Now, let’s dive into why this film insights absolute terror. I can imagine watching this film in 1975 and feeling complete and total horror at the thought of being attacked by a killer shark. Back in ’75, people were just starting to get a glimpse of the gory horror films to come, and I imagine the images of violence in this film, though tame to us nowadays, were shocking to many. When we see Chrissy get tugged at from below, our hearts drop into the pits of our stomachs. The shark introduces itself by taking a small nibble, and then absolute carnage follows- when they find her remains, our worst fears are realized.
In my favorite scene in the film, Quint tells the story of his time on the USS Indianapolis during WWII and describes the time he spent in the water after the ship sunk. His story is haunting, and we see a scarred man exposed while getting a glimpse of his personal vendetta towards the world’s oldest predator. Robert Shaw’s delivery is priceless and demonstrates the expertise of a true artist.
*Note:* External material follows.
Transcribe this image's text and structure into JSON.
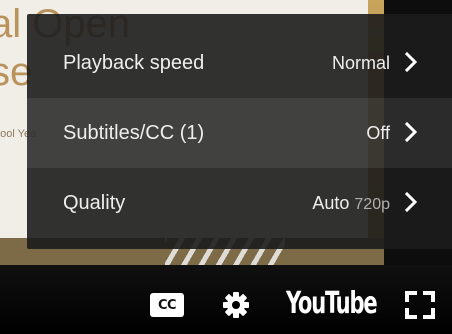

If you were to only watch this film for one reason, that reason should be because that scene is legendary. As they get closer and closer to the shark, Quint begins to sabotage their lifelines and connections to safety, ensuring that the only possible outcome of this venture is either the shark’s death or theirs.
A particularly masterful characteristic of this film is how they humanize the characters. The details are amazing- from Chief Brody’s playful banter with his wife, to him knocking over a container of paintbrushes at the store (how awful that experience looked). We see the conflict between the Mayor and Brody over how they should handle the shark attack situation. We see Alex Kipner’s mom wading helplessly in the surf calling her son’s name desperately as the rest of the beachgoers stare at her clutching their whole families in their arms. The casting of this film was rich; Roy Scheider, Robert Shaw, and Richard Dreyfuss compliment each other so well that your suspended disbelief is well rewarded, and you begin to see them as actual people working towards a common goal. As we are blitzed by the shark attacks, inept city officials, and the shark-obsessed Quint, we are also given reprieve with soft bits of subtle humor, especially between Matt Hooper (Dreyfuss) and Quint (Shaw). Shaw’s now iconic performance of Quint is a thing of beauty: the majority of his lines are insults being hurled towards the affluent Hooper, commenting on his appearance, his money, and his hands, describing his condition as a result of “counting money all your life.” The tension between them is palpable throughout the entire film.
“Jaws” was released in the summer of 1975, opening in an unprecedented number of theatres throughout the US. Everything about this film’s release was groundbreaking at the time, from the number of theaters hosting the film to the sheer volume of pre-release publicity ushered in by Universal Pictures. This film inspired the term “blockbuster” and changed the way film studios approach the summer movie season. Spielberg’s adaptation turned out to be a huge success and is still influencing audiences 42 years after its release. It has been one of my favorite movies since I was a kid, and it was the entertainment at my tenth birthday sleepover. I forced every friend I had at the time to watch “Jaws” and all of its sequels while eating lipstick shaped birthday cake and painting our nails. It was the best party I have ever thrown.